**TASK DIRECTIONS:** Using the records that follow, copy every line containing the word "label".

**RECORDS FOR THE EXERCISE:**
**********

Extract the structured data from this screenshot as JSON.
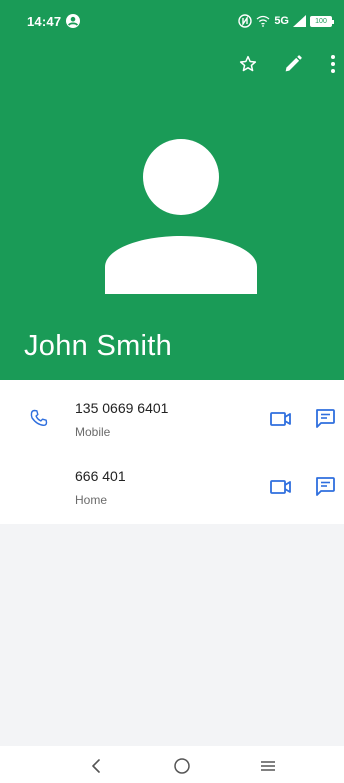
{
  "status_bar": {
    "time": "14:47",
    "network": "5G",
    "battery": "100"
  },
  "toolbar": {
    "favorite_icon": "star-outline-icon",
    "edit_icon": "pencil-icon",
    "more_icon": "more-vert-icon"
  },
  "contact": {
    "name": "John Smith",
    "avatar_icon": "person-silhouette-icon",
    "header_color": "#1a9b57"
  },
  "phones": [
    {
      "number": "135 0669 6401",
      "type": "Mobile",
      "show_call_icon": true
    },
    {
      "number": "666 401",
      "type": "Home",
      "show_call_icon": false
    }
  ],
  "accent_color": "#2f6fde",
  "nav": {
    "back_icon": "chevron-left-icon",
    "home_icon": "circle-home-icon",
    "recents_icon": "menu-lines-icon"
  }
}
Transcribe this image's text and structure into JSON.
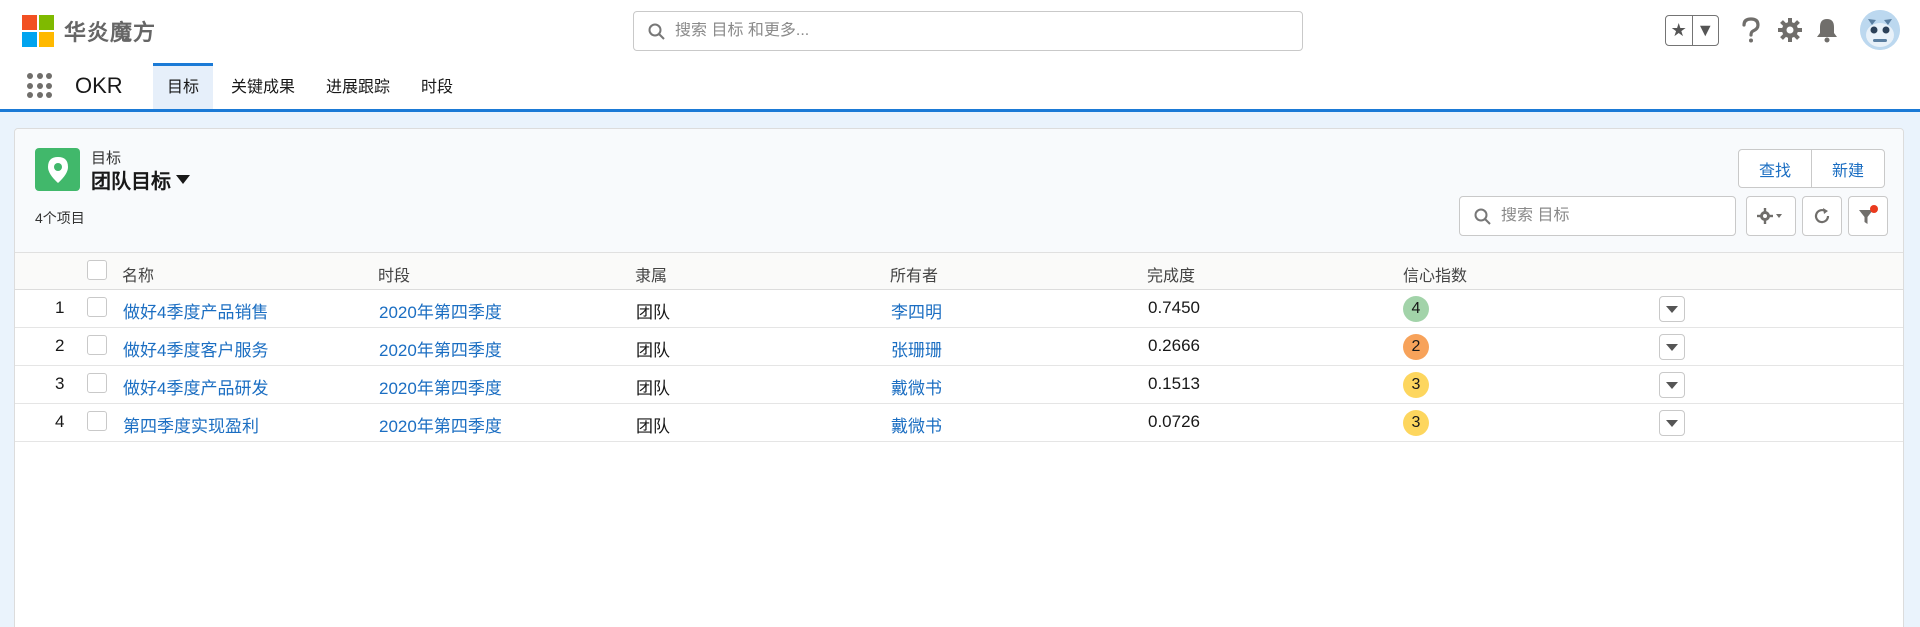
{
  "brand": {
    "name": "华炎魔方",
    "logo_colors": [
      "#f25022",
      "#7fba00",
      "#00a4ef",
      "#ffb900"
    ]
  },
  "header": {
    "search_placeholder": "搜索 目标 和更多..."
  },
  "nav": {
    "app_name": "OKR",
    "tabs": [
      {
        "label": "目标",
        "active": true
      },
      {
        "label": "关键成果",
        "active": false
      },
      {
        "label": "进展跟踪",
        "active": false
      },
      {
        "label": "时段",
        "active": false
      }
    ]
  },
  "list_view": {
    "object_type": "目标",
    "list_name": "团队目标",
    "item_count": "4个项目",
    "buttons": {
      "find": "查找",
      "new": "新建"
    },
    "search_placeholder": "搜索 目标",
    "columns": [
      "名称",
      "时段",
      "隶属",
      "所有者",
      "完成度",
      "信心指数"
    ],
    "rows": [
      {
        "num": "1",
        "name": "做好4季度产品销售",
        "period": "2020年第四季度",
        "belongs": "团队",
        "owner": "李四明",
        "completion": "0.7450",
        "confidence": "4",
        "confidence_color": "#a2d3a9"
      },
      {
        "num": "2",
        "name": "做好4季度客户服务",
        "period": "2020年第四季度",
        "belongs": "团队",
        "owner": "张珊珊",
        "completion": "0.2666",
        "confidence": "2",
        "confidence_color": "#f7a25a"
      },
      {
        "num": "3",
        "name": "做好4季度产品研发",
        "period": "2020年第四季度",
        "belongs": "团队",
        "owner": "戴微书",
        "completion": "0.1513",
        "confidence": "3",
        "confidence_color": "#fdd65e"
      },
      {
        "num": "4",
        "name": "第四季度实现盈利",
        "period": "2020年第四季度",
        "belongs": "团队",
        "owner": "戴微书",
        "completion": "0.0726",
        "confidence": "3",
        "confidence_color": "#fdd65e"
      }
    ]
  },
  "colors": {
    "accent": "#1b7ad6",
    "link": "#1b6ec2",
    "object_icon": "#41b86b",
    "filter_dot": "#ea3a1e"
  }
}
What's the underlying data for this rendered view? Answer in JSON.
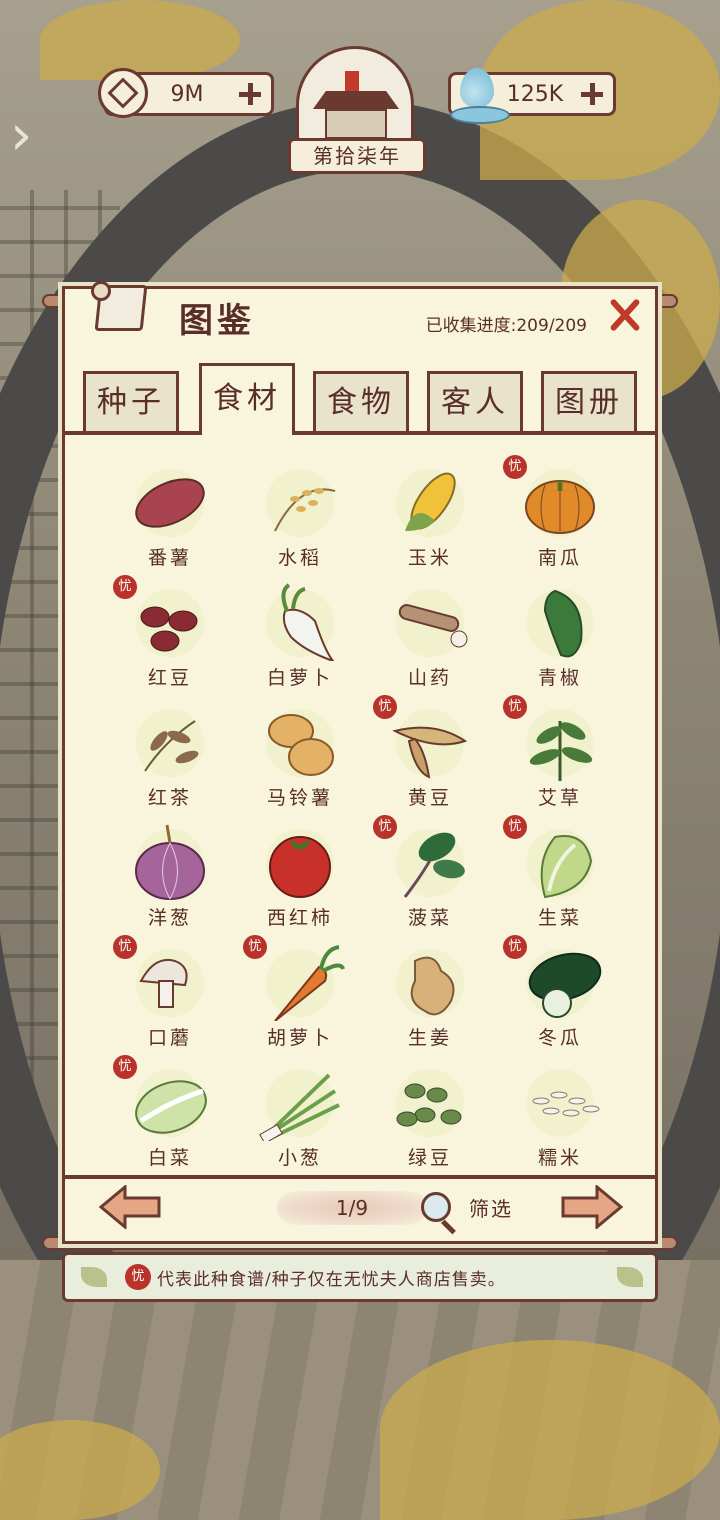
{
  "top_bar": {
    "coins": "9M",
    "water": "125K",
    "year": "第拾柒年"
  },
  "panel": {
    "title": "图鉴",
    "progress": "已收集进度:209/209"
  },
  "tabs": [
    {
      "label": "种子",
      "active": false
    },
    {
      "label": "食材",
      "active": true
    },
    {
      "label": "食物",
      "active": false
    },
    {
      "label": "客人",
      "active": false
    },
    {
      "label": "图册",
      "active": false
    }
  ],
  "badge_char": "忧",
  "items": [
    {
      "name": "番薯",
      "icon": "sweet-potato-icon",
      "exclusive": false
    },
    {
      "name": "水稻",
      "icon": "rice-icon",
      "exclusive": false
    },
    {
      "name": "玉米",
      "icon": "corn-icon",
      "exclusive": false
    },
    {
      "name": "南瓜",
      "icon": "pumpkin-icon",
      "exclusive": true
    },
    {
      "name": "红豆",
      "icon": "red-bean-icon",
      "exclusive": true
    },
    {
      "name": "白萝卜",
      "icon": "white-radish-icon",
      "exclusive": false
    },
    {
      "name": "山药",
      "icon": "yam-icon",
      "exclusive": false
    },
    {
      "name": "青椒",
      "icon": "green-pepper-icon",
      "exclusive": false
    },
    {
      "name": "红茶",
      "icon": "black-tea-icon",
      "exclusive": false
    },
    {
      "name": "马铃薯",
      "icon": "potato-icon",
      "exclusive": false
    },
    {
      "name": "黄豆",
      "icon": "soybean-icon",
      "exclusive": true
    },
    {
      "name": "艾草",
      "icon": "mugwort-icon",
      "exclusive": true
    },
    {
      "name": "洋葱",
      "icon": "onion-icon",
      "exclusive": false
    },
    {
      "name": "西红柿",
      "icon": "tomato-icon",
      "exclusive": false
    },
    {
      "name": "菠菜",
      "icon": "spinach-icon",
      "exclusive": true
    },
    {
      "name": "生菜",
      "icon": "lettuce-icon",
      "exclusive": true
    },
    {
      "name": "口蘑",
      "icon": "mushroom-icon",
      "exclusive": true
    },
    {
      "name": "胡萝卜",
      "icon": "carrot-icon",
      "exclusive": true
    },
    {
      "name": "生姜",
      "icon": "ginger-icon",
      "exclusive": false
    },
    {
      "name": "冬瓜",
      "icon": "winter-melon-icon",
      "exclusive": true
    },
    {
      "name": "白菜",
      "icon": "cabbage-icon",
      "exclusive": true
    },
    {
      "name": "小葱",
      "icon": "scallion-icon",
      "exclusive": false
    },
    {
      "name": "绿豆",
      "icon": "mung-bean-icon",
      "exclusive": false
    },
    {
      "name": "糯米",
      "icon": "glutinous-rice-icon",
      "exclusive": false
    }
  ],
  "pagination": {
    "page": "1/9",
    "filter": "筛选"
  },
  "notice": "代表此种食谱/种子仅在无忧夫人商店售卖。",
  "colors": {
    "accent_red": "#b8332a",
    "ink": "#5a2e28",
    "paper": "#f8f5dc"
  }
}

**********

**FINISHED TASK:**
        "label": "目标",
        "label": "关键成果",
        "label": "进展跟踪",
        "label": "时段",
      "label": "种子",
      "label": "食材",
      "label": "食物",
      "label": "客人",
      "label": "图册",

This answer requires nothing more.